Conservation of Bonobos & Bees

3% of profits go to conservation and awareness of bonobos and bees. I donate to several organizations including The Bonobo Initiative (BCI), Bonobo Project, The Honeybee Conservancy and Xerces Society.

Donations are submitted on an annual basis.

Bonobos   photo credit: Radio Okapi, 2004. ( Flickr )

Bonobos

photo credit: Radio Okapi, 2004. (Flickr)

Bonobos are an endangered species of great ape. They are primarily endangered due to poaching and habitat loss. They reside exclusively in the Congo Basin of Democratic Republic of Congo. It is estimated that only 15,000 remain in the wild. Bonobos are considered a gentle, peaceful and polyamorous species. They are the only great ape that has a matriarchal society (females lead the group). They are much more egalitarian than the male-dominated chimpanzee culture. Bonobos and humans share 98.7% of the same DNA!

For more information on Bonobos, please visit The Bonobo Initiative or Bonobo Project.

Bees    photo credit: Cecilie Stonsteby, 2012 via Flickr

Bees

photo credit: Cecilie Stonsteby, 2012 via Flickr

Since the 1990s, there has been a rapid decline in bees- bumble bees, honeybees other wild bee species. Bee colonies began collapsing mysteriously and the term "colony collapse disorder" (CCD) arose. The cause for CCD is unknown but some believe it is a convergence of issues.
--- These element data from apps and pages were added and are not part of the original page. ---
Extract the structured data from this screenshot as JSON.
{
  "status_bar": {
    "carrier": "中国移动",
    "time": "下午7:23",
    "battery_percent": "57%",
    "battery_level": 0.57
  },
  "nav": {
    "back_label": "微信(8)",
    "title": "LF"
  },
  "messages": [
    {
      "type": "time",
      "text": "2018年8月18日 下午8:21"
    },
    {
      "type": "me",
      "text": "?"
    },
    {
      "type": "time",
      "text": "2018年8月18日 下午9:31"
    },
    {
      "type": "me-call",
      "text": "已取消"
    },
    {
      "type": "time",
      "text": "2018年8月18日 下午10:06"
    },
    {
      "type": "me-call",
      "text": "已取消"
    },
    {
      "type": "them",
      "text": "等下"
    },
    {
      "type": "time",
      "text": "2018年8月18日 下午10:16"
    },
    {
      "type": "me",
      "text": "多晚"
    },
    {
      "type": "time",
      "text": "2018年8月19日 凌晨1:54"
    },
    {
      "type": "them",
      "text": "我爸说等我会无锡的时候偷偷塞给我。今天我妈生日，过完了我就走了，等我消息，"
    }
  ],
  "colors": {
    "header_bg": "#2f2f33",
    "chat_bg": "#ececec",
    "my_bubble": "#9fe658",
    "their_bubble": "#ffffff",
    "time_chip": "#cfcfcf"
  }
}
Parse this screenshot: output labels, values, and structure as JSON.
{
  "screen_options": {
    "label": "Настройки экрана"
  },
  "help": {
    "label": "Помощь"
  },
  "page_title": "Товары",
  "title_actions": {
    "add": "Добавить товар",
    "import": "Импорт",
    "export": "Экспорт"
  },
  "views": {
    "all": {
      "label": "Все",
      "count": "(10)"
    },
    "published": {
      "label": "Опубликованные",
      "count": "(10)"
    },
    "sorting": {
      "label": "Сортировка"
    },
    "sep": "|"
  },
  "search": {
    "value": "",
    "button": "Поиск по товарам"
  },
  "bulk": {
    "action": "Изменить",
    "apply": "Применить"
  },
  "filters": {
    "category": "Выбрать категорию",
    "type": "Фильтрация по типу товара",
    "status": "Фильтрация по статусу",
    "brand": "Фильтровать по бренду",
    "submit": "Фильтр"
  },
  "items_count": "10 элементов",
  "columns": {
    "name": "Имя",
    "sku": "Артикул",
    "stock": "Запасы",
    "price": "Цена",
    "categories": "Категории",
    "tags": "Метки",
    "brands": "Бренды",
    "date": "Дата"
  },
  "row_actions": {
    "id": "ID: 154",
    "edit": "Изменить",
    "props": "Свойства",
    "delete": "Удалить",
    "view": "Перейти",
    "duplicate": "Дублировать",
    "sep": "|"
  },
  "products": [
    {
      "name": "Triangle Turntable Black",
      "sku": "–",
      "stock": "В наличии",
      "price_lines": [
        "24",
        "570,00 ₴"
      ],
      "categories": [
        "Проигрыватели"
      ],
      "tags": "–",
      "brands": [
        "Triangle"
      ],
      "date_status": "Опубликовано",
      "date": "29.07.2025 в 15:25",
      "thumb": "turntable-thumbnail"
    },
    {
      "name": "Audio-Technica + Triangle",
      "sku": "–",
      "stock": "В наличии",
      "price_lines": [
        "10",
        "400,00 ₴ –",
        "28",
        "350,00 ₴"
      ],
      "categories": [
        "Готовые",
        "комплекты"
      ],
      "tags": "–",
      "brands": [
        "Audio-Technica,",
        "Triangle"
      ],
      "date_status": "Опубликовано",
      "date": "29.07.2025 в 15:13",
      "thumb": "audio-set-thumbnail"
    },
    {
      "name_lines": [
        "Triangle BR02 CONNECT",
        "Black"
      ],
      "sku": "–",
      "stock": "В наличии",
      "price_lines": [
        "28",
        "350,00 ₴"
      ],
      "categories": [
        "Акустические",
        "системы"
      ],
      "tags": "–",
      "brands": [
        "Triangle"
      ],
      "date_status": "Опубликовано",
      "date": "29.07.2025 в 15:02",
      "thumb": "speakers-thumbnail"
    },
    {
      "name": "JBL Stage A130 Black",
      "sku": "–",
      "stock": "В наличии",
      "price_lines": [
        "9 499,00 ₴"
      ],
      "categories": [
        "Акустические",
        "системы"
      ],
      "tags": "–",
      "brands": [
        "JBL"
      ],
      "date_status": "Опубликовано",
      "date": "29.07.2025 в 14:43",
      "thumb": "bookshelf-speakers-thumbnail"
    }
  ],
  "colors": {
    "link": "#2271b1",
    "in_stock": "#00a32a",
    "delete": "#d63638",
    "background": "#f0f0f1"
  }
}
Bumble bees and honeybees are major pollinators. They pollinate flowers, plants and crops. Without bees to pollinate plants, food and plant production will reduce significantly. Additionally, there is likely to be far-reaching ecological consequences due to the loss of the prime pollinators. Bees are crucial to the life cycle on Earth. You can help the bee population today by planting bee friendly plants and avoiding harmful pesticides and herbicides- check out more information at The Honeybee Conservancy here: How to Save the Honeybees!

For more information on the plight of bees, please visit Xerces Society or The Honeybee Conservancy.